[Start of Attachment]

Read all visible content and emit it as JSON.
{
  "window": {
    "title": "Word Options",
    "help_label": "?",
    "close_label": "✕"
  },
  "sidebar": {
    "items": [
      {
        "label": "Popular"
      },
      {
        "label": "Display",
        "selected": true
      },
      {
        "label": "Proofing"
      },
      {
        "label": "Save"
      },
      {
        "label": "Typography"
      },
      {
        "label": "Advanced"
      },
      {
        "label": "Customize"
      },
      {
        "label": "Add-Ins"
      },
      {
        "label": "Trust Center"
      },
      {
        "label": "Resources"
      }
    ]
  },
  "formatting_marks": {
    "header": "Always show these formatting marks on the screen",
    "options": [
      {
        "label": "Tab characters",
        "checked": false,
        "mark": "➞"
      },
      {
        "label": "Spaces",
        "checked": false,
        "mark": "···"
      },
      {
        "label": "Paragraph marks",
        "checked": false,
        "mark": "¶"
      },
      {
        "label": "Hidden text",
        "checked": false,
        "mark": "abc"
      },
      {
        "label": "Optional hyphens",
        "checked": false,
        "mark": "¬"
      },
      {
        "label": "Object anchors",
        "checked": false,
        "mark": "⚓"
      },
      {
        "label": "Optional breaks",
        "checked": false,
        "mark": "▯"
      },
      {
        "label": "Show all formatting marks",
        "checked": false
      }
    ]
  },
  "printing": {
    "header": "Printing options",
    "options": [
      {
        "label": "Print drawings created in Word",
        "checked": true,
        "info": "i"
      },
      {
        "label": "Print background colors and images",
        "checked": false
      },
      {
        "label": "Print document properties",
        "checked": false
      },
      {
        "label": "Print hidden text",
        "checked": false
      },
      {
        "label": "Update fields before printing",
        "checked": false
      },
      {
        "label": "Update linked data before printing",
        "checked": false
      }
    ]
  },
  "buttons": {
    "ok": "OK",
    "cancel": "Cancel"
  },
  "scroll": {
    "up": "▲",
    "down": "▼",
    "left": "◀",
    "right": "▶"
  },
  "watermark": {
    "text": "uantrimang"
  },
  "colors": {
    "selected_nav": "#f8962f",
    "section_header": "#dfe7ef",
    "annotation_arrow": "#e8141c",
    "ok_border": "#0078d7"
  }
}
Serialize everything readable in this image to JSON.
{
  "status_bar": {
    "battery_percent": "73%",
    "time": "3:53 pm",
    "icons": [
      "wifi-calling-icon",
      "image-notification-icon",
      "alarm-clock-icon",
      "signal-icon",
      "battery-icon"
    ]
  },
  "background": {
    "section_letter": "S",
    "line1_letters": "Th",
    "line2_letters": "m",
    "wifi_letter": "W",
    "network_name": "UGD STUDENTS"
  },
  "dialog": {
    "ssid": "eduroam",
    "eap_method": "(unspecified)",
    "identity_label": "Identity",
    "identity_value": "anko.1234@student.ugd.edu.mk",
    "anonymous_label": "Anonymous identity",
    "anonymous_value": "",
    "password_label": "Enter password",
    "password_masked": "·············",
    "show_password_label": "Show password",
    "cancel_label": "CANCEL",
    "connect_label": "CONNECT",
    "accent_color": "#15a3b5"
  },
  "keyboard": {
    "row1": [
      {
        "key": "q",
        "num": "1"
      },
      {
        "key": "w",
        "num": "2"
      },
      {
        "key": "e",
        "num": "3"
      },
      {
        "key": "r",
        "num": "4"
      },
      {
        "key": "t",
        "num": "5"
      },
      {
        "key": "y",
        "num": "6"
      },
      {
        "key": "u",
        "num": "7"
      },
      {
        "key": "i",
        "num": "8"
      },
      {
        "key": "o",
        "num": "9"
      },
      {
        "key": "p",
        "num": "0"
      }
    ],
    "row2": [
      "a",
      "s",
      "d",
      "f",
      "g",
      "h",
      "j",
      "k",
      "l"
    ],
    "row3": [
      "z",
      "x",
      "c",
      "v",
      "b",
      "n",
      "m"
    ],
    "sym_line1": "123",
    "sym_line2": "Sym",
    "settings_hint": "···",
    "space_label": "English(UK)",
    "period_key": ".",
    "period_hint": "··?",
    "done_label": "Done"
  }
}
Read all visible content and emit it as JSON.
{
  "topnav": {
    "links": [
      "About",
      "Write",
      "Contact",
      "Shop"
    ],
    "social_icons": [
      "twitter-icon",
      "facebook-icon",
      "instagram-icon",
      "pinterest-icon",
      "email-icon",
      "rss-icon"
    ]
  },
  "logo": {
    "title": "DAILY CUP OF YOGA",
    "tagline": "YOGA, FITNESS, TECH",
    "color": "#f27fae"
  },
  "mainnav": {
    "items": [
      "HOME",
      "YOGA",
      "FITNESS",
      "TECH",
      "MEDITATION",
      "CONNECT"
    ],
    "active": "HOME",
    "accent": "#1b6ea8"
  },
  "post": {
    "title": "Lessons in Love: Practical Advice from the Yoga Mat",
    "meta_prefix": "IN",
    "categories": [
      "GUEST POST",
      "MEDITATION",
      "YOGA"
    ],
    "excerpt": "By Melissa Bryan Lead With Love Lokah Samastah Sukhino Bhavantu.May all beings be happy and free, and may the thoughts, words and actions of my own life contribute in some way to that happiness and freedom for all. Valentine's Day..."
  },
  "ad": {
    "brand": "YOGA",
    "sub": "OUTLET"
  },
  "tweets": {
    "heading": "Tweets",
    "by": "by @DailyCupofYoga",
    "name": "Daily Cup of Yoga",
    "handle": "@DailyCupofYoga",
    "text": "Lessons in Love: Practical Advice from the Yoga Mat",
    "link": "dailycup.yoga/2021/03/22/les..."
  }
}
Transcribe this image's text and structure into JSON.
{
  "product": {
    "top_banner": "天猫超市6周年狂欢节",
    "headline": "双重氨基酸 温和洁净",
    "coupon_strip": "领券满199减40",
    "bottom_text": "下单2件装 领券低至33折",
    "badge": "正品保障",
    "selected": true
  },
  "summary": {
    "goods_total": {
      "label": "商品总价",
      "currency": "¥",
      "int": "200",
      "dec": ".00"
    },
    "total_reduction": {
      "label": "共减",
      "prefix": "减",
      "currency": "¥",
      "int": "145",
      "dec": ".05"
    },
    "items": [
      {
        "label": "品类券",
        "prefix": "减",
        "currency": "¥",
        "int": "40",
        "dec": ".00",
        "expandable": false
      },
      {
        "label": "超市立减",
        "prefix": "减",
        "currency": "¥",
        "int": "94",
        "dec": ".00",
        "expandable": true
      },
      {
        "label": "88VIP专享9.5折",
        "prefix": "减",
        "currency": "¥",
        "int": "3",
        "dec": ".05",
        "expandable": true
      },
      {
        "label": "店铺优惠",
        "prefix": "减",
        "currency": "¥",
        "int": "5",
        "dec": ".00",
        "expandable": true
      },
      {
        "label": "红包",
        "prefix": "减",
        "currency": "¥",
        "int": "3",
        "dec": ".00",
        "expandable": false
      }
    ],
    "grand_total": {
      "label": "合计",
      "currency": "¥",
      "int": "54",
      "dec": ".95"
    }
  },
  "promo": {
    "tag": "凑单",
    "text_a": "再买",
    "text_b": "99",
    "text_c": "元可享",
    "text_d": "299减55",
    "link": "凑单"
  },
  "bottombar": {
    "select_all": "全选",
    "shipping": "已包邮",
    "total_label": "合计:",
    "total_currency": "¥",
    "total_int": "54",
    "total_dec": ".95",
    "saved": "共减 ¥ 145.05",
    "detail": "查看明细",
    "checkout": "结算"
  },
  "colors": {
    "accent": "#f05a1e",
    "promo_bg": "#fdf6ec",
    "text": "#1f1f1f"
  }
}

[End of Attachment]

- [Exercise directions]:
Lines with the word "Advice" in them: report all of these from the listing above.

- [Solved problem]:
    "title": "Lessons in Love: Practical Advice from the Yoga Mat",
    "text": "Lessons in Love: Practical Advice from the Yoga Mat",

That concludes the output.